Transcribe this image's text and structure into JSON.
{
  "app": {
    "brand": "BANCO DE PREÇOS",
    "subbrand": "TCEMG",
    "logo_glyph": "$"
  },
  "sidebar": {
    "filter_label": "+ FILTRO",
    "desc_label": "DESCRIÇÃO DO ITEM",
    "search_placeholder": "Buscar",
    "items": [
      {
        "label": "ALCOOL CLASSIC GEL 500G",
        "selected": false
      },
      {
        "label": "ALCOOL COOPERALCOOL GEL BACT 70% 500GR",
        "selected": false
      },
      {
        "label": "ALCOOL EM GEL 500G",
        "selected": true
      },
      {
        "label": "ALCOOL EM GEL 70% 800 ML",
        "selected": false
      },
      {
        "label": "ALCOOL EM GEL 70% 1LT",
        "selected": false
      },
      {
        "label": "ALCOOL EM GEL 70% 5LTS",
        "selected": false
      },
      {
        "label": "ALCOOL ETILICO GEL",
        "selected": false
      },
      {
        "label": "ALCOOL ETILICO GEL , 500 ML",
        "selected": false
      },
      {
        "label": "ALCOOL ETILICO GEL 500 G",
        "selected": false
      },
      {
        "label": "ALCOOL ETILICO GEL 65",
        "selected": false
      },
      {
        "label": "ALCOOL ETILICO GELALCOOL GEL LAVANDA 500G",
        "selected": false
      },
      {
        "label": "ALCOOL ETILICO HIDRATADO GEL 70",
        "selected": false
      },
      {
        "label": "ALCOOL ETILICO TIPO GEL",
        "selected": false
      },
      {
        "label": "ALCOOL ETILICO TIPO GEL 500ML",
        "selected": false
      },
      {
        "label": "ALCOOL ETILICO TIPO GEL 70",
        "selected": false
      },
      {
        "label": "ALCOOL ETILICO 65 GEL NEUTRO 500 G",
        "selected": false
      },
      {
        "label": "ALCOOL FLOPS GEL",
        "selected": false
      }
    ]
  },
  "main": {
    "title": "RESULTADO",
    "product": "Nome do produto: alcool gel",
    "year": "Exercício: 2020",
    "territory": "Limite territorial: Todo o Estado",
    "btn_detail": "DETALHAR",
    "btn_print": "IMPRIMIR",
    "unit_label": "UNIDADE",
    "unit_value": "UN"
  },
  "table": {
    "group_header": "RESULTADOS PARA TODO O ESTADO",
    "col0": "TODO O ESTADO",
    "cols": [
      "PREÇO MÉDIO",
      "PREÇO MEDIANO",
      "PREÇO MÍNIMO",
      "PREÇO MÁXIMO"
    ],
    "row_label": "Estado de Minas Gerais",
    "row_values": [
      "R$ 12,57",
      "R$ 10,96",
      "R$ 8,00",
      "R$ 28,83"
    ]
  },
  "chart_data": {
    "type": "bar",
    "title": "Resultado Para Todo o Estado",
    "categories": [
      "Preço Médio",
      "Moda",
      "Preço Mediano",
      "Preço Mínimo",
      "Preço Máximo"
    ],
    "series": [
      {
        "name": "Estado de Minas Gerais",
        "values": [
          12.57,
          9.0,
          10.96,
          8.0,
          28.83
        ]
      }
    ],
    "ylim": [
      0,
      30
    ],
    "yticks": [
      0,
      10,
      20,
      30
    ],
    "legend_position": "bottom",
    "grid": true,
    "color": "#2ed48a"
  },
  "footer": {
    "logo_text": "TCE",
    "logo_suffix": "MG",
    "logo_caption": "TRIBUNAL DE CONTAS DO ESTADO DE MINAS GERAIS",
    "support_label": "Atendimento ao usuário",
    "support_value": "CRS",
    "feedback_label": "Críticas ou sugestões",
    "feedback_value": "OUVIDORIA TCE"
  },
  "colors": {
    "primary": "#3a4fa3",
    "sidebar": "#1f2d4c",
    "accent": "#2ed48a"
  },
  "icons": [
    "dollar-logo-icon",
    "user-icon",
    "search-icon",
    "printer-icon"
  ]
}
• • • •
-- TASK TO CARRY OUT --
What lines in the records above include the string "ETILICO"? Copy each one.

-- ANSWER SECTION --
        "label": "ALCOOL ETILICO GEL",
        "label": "ALCOOL ETILICO GEL , 500 ML",
        "label": "ALCOOL ETILICO GEL 500 G",
        "label": "ALCOOL ETILICO GEL 65",
        "label": "ALCOOL ETILICO GELALCOOL GEL LAVANDA 500G",
        "label": "ALCOOL ETILICO HIDRATADO GEL 70",
        "label": "ALCOOL ETILICO TIPO GEL",
        "label": "ALCOOL ETILICO TIPO GEL 500ML",
        "label": "ALCOOL ETILICO TIPO GEL 70",
        "label": "ALCOOL ETILICO 65 GEL NEUTRO 500 G",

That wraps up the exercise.